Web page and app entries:
________
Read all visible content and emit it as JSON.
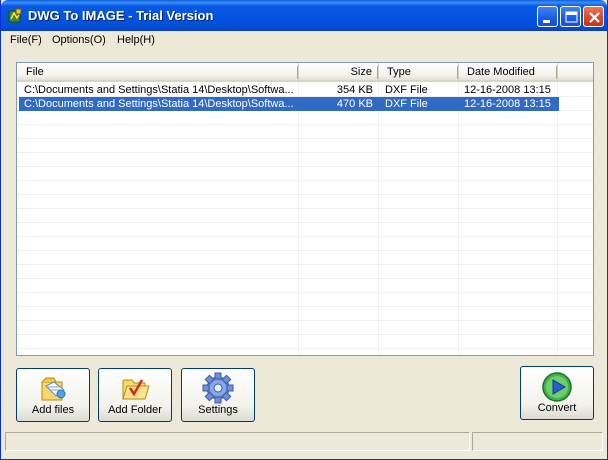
{
  "window": {
    "title": "DWG To IMAGE - Trial Version",
    "title_color": "#ffffff",
    "titlebar_color": "#0454df"
  },
  "menu": {
    "items": [
      {
        "label": "File(F)"
      },
      {
        "label": "Options(O)"
      },
      {
        "label": "Help(H)"
      }
    ]
  },
  "list": {
    "columns": [
      {
        "label": "File"
      },
      {
        "label": "Size"
      },
      {
        "label": "Type"
      },
      {
        "label": "Date Modified"
      }
    ],
    "rows": [
      {
        "file": "C:\\Documents and Settings\\Statia 14\\Desktop\\Softwa...",
        "size": "354 KB",
        "type": "DXF File",
        "date": "12-16-2008 13:15",
        "selected": false
      },
      {
        "file": "C:\\Documents and Settings\\Statia 14\\Desktop\\Softwa...",
        "size": "470 KB",
        "type": "DXF File",
        "date": "12-16-2008 13:15",
        "selected": true
      }
    ],
    "selection_color": "#316ac5"
  },
  "buttons": {
    "add_files": {
      "label": "Add files",
      "icon": "add-file-icon"
    },
    "add_folder": {
      "label": "Add Folder",
      "icon": "add-folder-icon"
    },
    "settings": {
      "label": "Settings",
      "icon": "gear-icon"
    },
    "convert": {
      "label": "Convert",
      "icon": "play-icon"
    }
  },
  "statusbar": {
    "pane1": "",
    "pane2": ""
  }
}
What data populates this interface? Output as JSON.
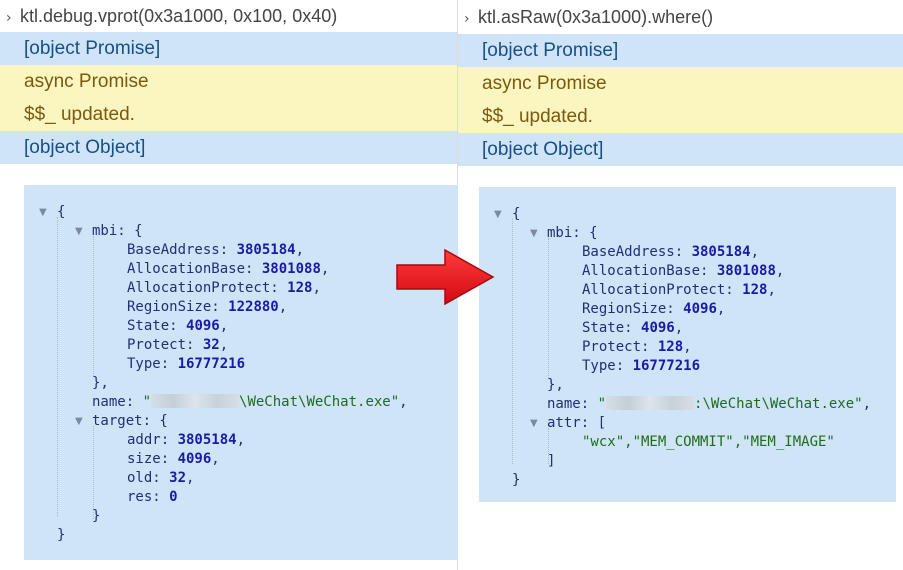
{
  "left": {
    "command": "ktl.debug.vprot(0x3a1000, 0x100, 0x40)",
    "lines": [
      "[object Promise]",
      "async Promise",
      "$$_ updated.",
      "[object Object]"
    ],
    "mbi": {
      "label": "mbi",
      "BaseAddress": "3805184",
      "AllocationBase": "3801088",
      "AllocationProtect": "128",
      "RegionSize": "122880",
      "State": "4096",
      "Protect": "32",
      "Type": "16777216"
    },
    "name_value": "\\WeChat\\WeChat.exe",
    "target": {
      "label": "target",
      "addr": "3805184",
      "size": "4096",
      "old": "32",
      "res": "0"
    }
  },
  "right": {
    "command": "ktl.asRaw(0x3a1000).where()",
    "lines": [
      "[object Promise]",
      "async Promise",
      "$$_ updated.",
      "[object Object]"
    ],
    "mbi": {
      "label": "mbi",
      "BaseAddress": "3805184",
      "AllocationBase": "3801088",
      "AllocationProtect": "128",
      "RegionSize": "4096",
      "State": "4096",
      "Protect": "128",
      "Type": "16777216"
    },
    "name_value": ":\\WeChat\\WeChat.exe",
    "attr": {
      "label": "attr",
      "values": "\"wcx\",\"MEM_COMMIT\",\"MEM_IMAGE\""
    }
  },
  "keys": {
    "BaseAddress": "BaseAddress",
    "AllocationBase": "AllocationBase",
    "AllocationProtect": "AllocationProtect",
    "RegionSize": "RegionSize",
    "State": "State",
    "Protect": "Protect",
    "Type": "Type",
    "name": "name",
    "addr": "addr",
    "size": "size",
    "old": "old",
    "res": "res"
  },
  "icons": {
    "caret": "chevron-right-icon",
    "expand": "triangle-down-icon",
    "arrow": "red-right-arrow-icon"
  },
  "colors": {
    "blue_row": "#cfe5f7",
    "yellow_row": "#fbf5bf",
    "arrow_red": "#e5121b"
  }
}
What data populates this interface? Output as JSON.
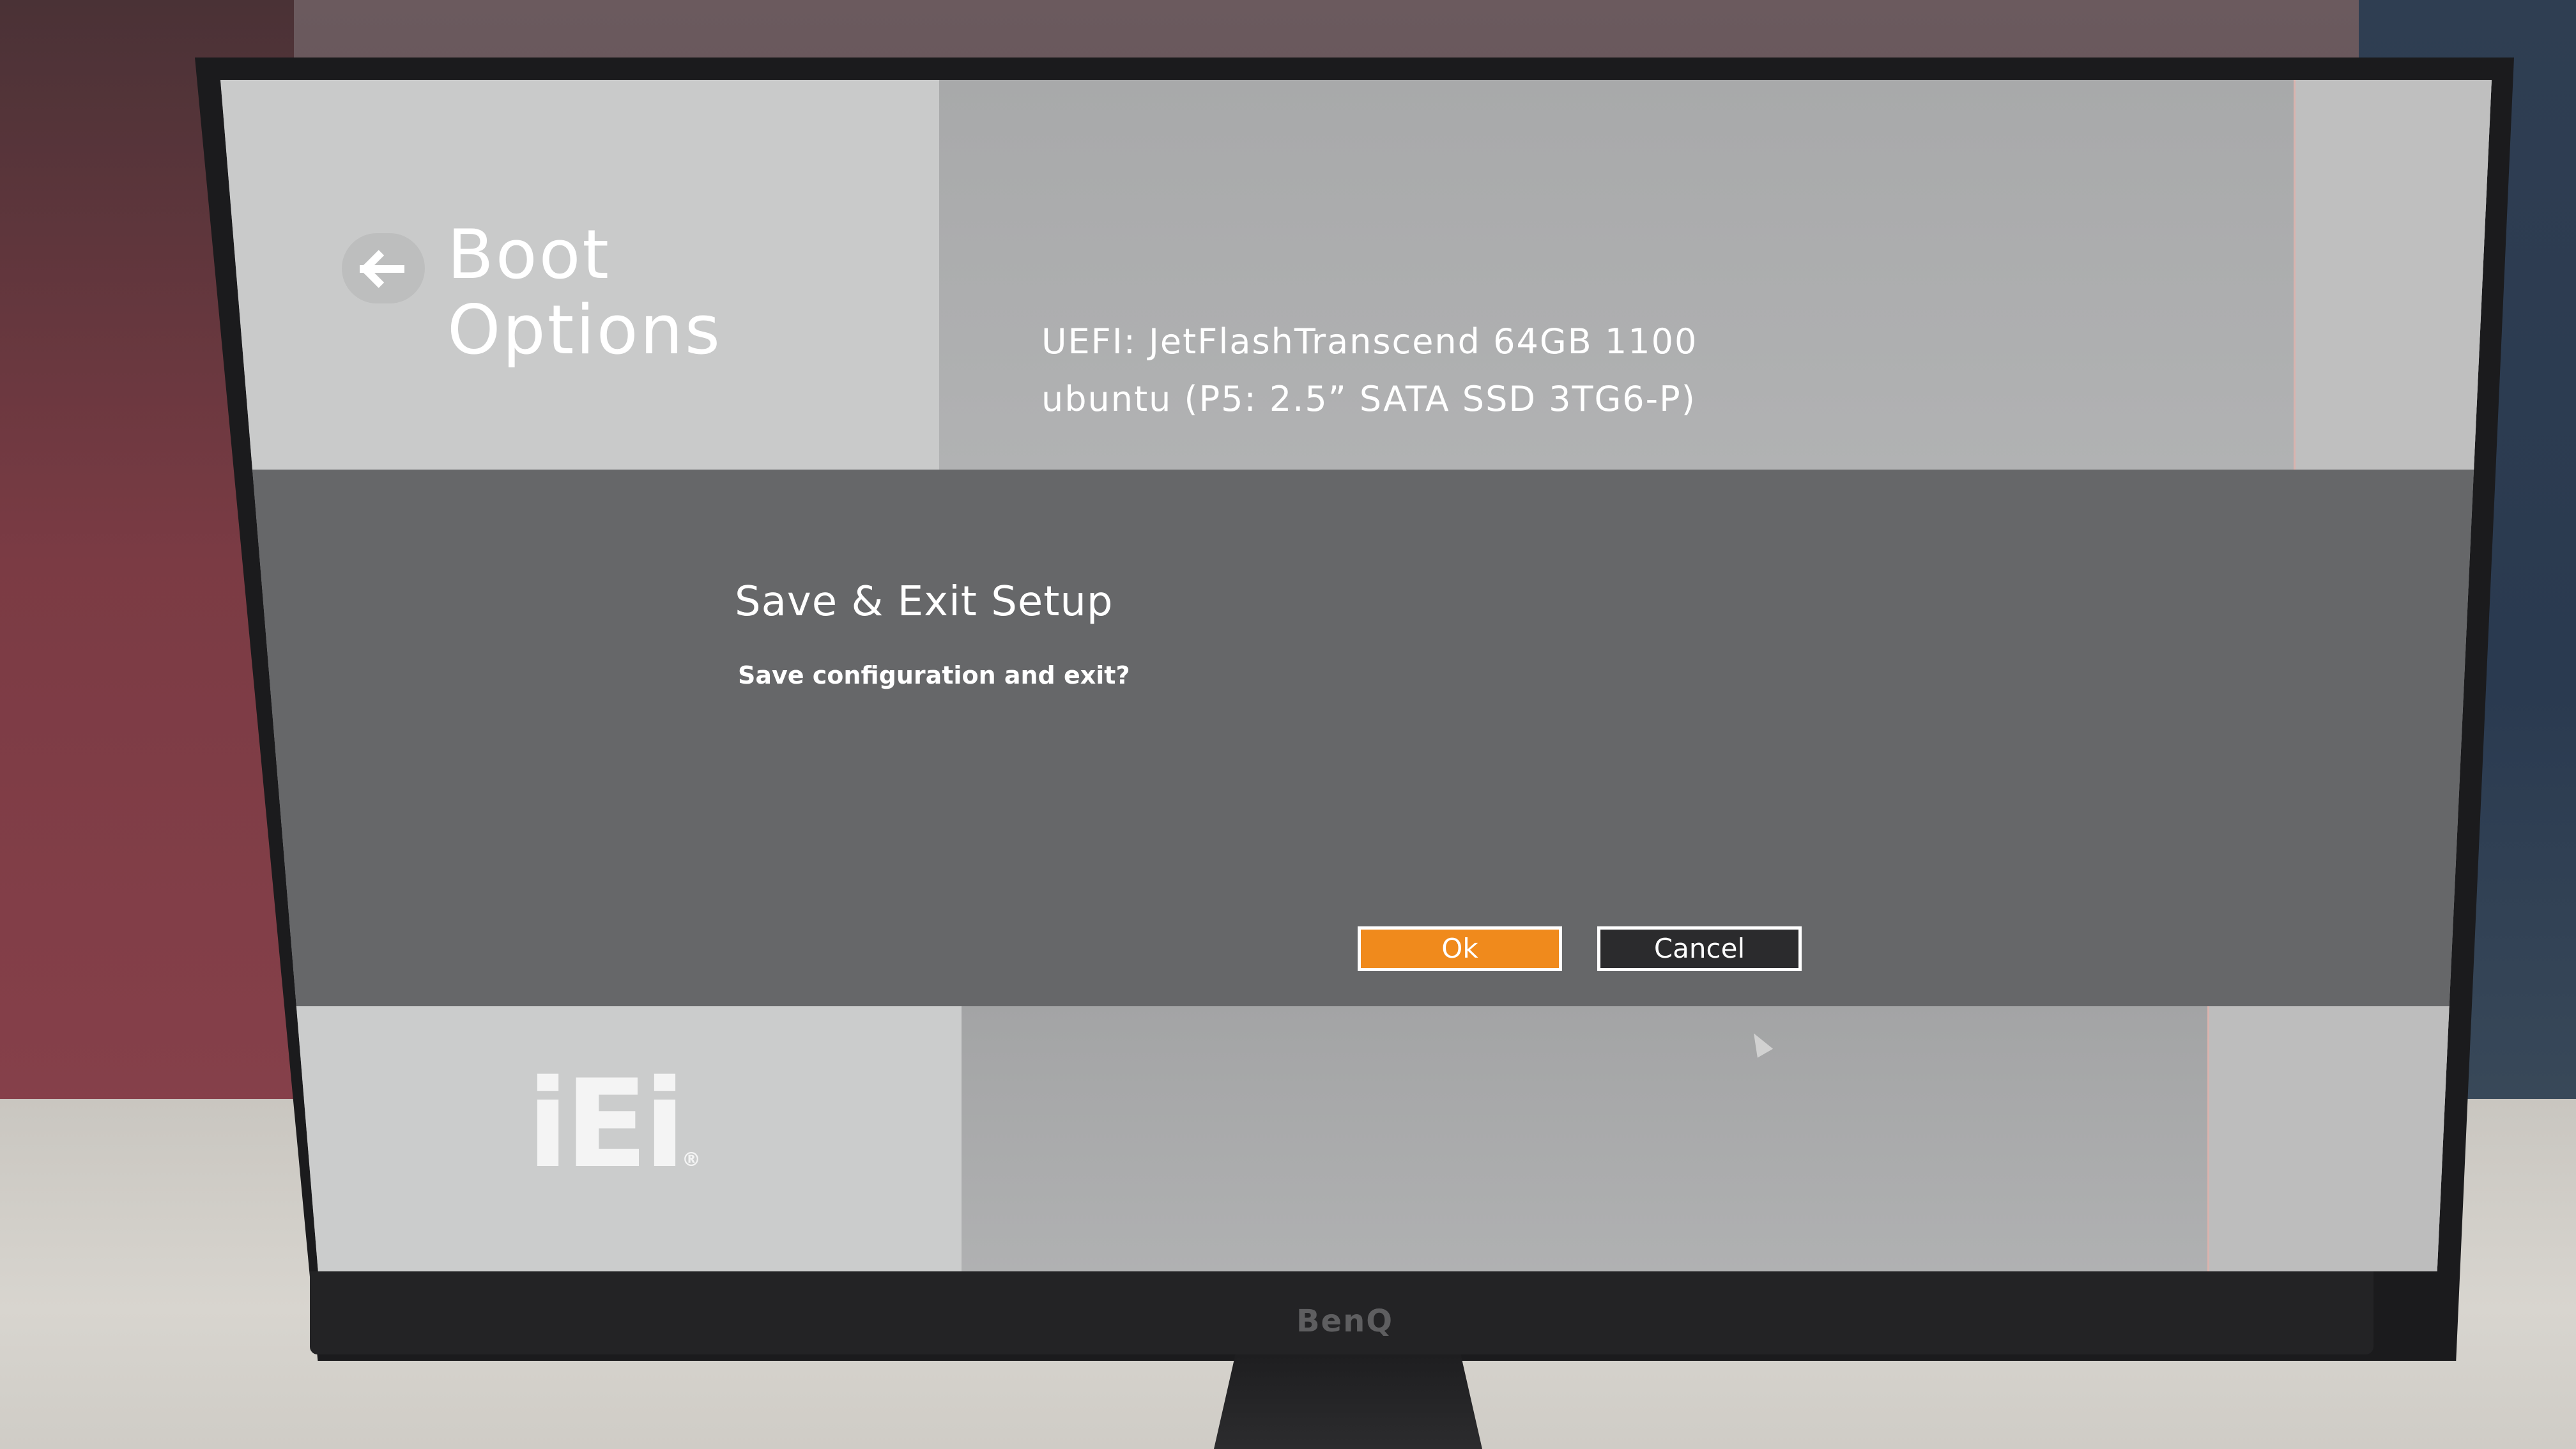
{
  "page": {
    "title": "Boot Options"
  },
  "boot_options": [
    "UEFI: JetFlashTranscend 64GB 1100",
    "ubuntu (P5: 2.5” SATA SSD 3TG6-P)"
  ],
  "dialog": {
    "title": "Save & Exit Setup",
    "message": "Save configuration and exit?",
    "ok_label": "Ok",
    "cancel_label": "Cancel"
  },
  "branding": {
    "logo_text": "iEi",
    "logo_mark": "®",
    "monitor_brand": "BenQ"
  },
  "icons": {
    "back": "back-arrow-icon",
    "cursor": "mouse-cursor-icon"
  },
  "colors": {
    "ok_button": "#f08a1c",
    "cancel_button": "#2b2b2d",
    "dialog_background": "#666769",
    "header_left": "#c9caca",
    "header_right": "#a8a9aa"
  }
}
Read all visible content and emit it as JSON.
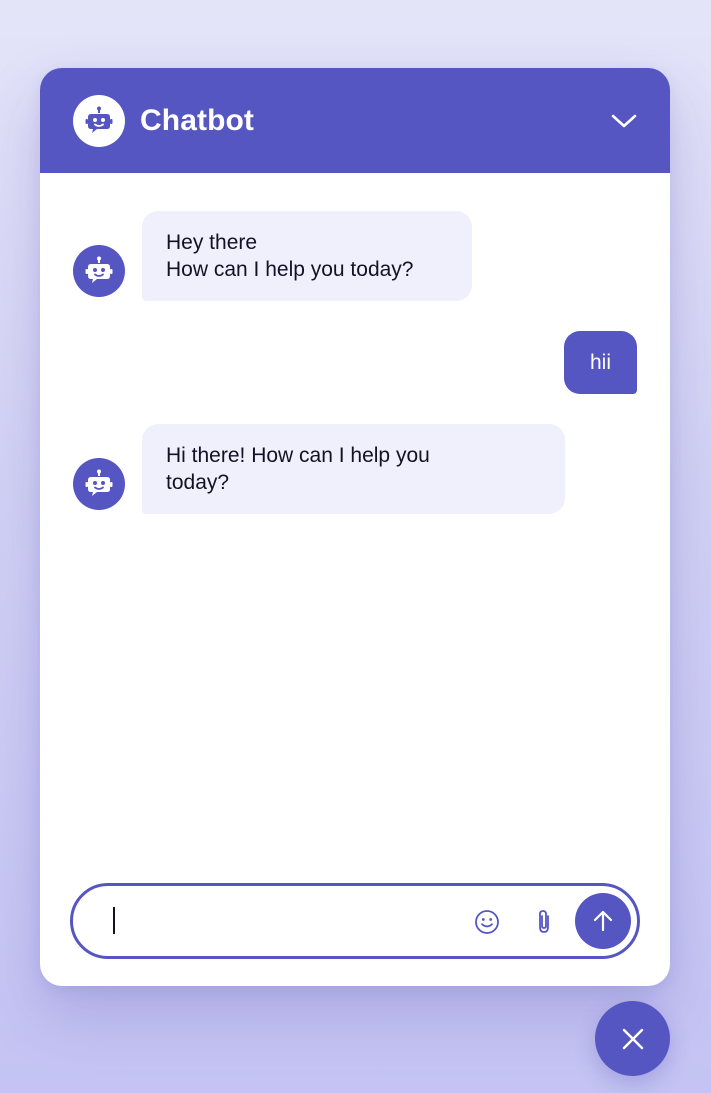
{
  "header": {
    "title": "Chatbot",
    "logo_icon": "chatbot-icon",
    "collapse_icon": "chevron-down-icon"
  },
  "messages": [
    {
      "sender": "bot",
      "lines": [
        "Hey there",
        "How can I help you today?"
      ]
    },
    {
      "sender": "user",
      "lines": [
        "hii"
      ]
    },
    {
      "sender": "bot",
      "lines": [
        "Hi there! How can I help you",
        "today?"
      ]
    }
  ],
  "composer": {
    "value": "",
    "emoji_icon": "smiley-icon",
    "attach_icon": "paperclip-icon",
    "send_icon": "arrow-up-icon"
  },
  "close_fab": {
    "icon": "close-icon"
  },
  "colors": {
    "accent": "#5556c2",
    "bot_bubble": "#f0f0fd",
    "text": "#121225"
  }
}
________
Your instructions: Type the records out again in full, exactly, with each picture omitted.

Response:
Read all visible content and emit it as JSON.
{
  "window": {
    "title": "DWG To IMAGE - Trial Version",
    "title_color": "#ffffff",
    "titlebar_color": "#0454df"
  },
  "menu": {
    "items": [
      {
        "label": "File(F)"
      },
      {
        "label": "Options(O)"
      },
      {
        "label": "Help(H)"
      }
    ]
  },
  "list": {
    "columns": [
      {
        "label": "File"
      },
      {
        "label": "Size"
      },
      {
        "label": "Type"
      },
      {
        "label": "Date Modified"
      }
    ],
    "rows": [
      {
        "file": "C:\\Documents and Settings\\Statia 14\\Desktop\\Softwa...",
        "size": "354 KB",
        "type": "DXF File",
        "date": "12-16-2008 13:15",
        "selected": false
      },
      {
        "file": "C:\\Documents and Settings\\Statia 14\\Desktop\\Softwa...",
        "size": "470 KB",
        "type": "DXF File",
        "date": "12-16-2008 13:15",
        "selected": true
      }
    ],
    "selection_color": "#316ac5"
  },
  "buttons": {
    "add_files": {
      "label": "Add files",
      "icon": "add-file-icon"
    },
    "add_folder": {
      "label": "Add Folder",
      "icon": "add-folder-icon"
    },
    "settings": {
      "label": "Settings",
      "icon": "gear-icon"
    },
    "convert": {
      "label": "Convert",
      "icon": "play-icon"
    }
  },
  "statusbar": {
    "pane1": "",
    "pane2": ""
  }
}
What data populates this interface? Output as JSON.
{
  "left": {
    "command": "ktl.debug.vprot(0x3a1000, 0x100, 0x40)",
    "lines": [
      "[object Promise]",
      "async Promise",
      "$$_ updated.",
      "[object Object]"
    ],
    "mbi": {
      "label": "mbi",
      "BaseAddress": "3805184",
      "AllocationBase": "3801088",
      "AllocationProtect": "128",
      "RegionSize": "122880",
      "State": "4096",
      "Protect": "32",
      "Type": "16777216"
    },
    "name_value": "\\WeChat\\WeChat.exe",
    "target": {
      "label": "target",
      "addr": "3805184",
      "size": "4096",
      "old": "32",
      "res": "0"
    }
  },
  "right": {
    "command": "ktl.asRaw(0x3a1000).where()",
    "lines": [
      "[object Promise]",
      "async Promise",
      "$$_ updated.",
      "[object Object]"
    ],
    "mbi": {
      "label": "mbi",
      "BaseAddress": "3805184",
      "AllocationBase": "3801088",
      "AllocationProtect": "128",
      "RegionSize": "4096",
      "State": "4096",
      "Protect": "128",
      "Type": "16777216"
    },
    "name_value": ":\\WeChat\\WeChat.exe",
    "attr": {
      "label": "attr",
      "values": "\"wcx\",\"MEM_COMMIT\",\"MEM_IMAGE\""
    }
  },
  "keys": {
    "BaseAddress": "BaseAddress",
    "AllocationBase": "AllocationBase",
    "AllocationProtect": "AllocationProtect",
    "RegionSize": "RegionSize",
    "State": "State",
    "Protect": "Protect",
    "Type": "Type",
    "name": "name",
    "addr": "addr",
    "size": "size",
    "old": "old",
    "res": "res"
  },
  "icons": {
    "caret": "chevron-right-icon",
    "expand": "triangle-down-icon",
    "arrow": "red-right-arrow-icon"
  },
  "colors": {
    "blue_row": "#cfe5f7",
    "yellow_row": "#fbf5bf",
    "arrow_red": "#e5121b"
  }
}
What data populates this interface? Output as JSON.
{
  "page": {
    "title": "Boot Options"
  },
  "boot_options": [
    "UEFI: JetFlashTranscend 64GB 1100",
    "ubuntu (P5: 2.5” SATA SSD 3TG6-P)"
  ],
  "dialog": {
    "title": "Save & Exit Setup",
    "message": "Save configuration and exit?",
    "ok_label": "Ok",
    "cancel_label": "Cancel"
  },
  "branding": {
    "logo_text": "iEi",
    "logo_mark": "®",
    "monitor_brand": "BenQ"
  },
  "icons": {
    "back": "back-arrow-icon",
    "cursor": "mouse-cursor-icon"
  },
  "colors": {
    "ok_button": "#f08a1c",
    "cancel_button": "#2b2b2d",
    "dialog_background": "#666769",
    "header_left": "#c9caca",
    "header_right": "#a8a9aa"
  }
}
Read all visible content and emit it as JSON.
{
  "header": {
    "title": "Chatbot",
    "logo_icon": "chatbot-icon",
    "collapse_icon": "chevron-down-icon"
  },
  "messages": [
    {
      "sender": "bot",
      "lines": [
        "Hey there",
        "How can I help you today?"
      ]
    },
    {
      "sender": "user",
      "lines": [
        "hii"
      ]
    },
    {
      "sender": "bot",
      "lines": [
        "Hi there! How can I help you",
        "today?"
      ]
    }
  ],
  "composer": {
    "value": "",
    "emoji_icon": "smiley-icon",
    "attach_icon": "paperclip-icon",
    "send_icon": "arrow-up-icon"
  },
  "close_fab": {
    "icon": "close-icon"
  },
  "colors": {
    "accent": "#5556c2",
    "bot_bubble": "#f0f0fd",
    "text": "#121225"
  }
}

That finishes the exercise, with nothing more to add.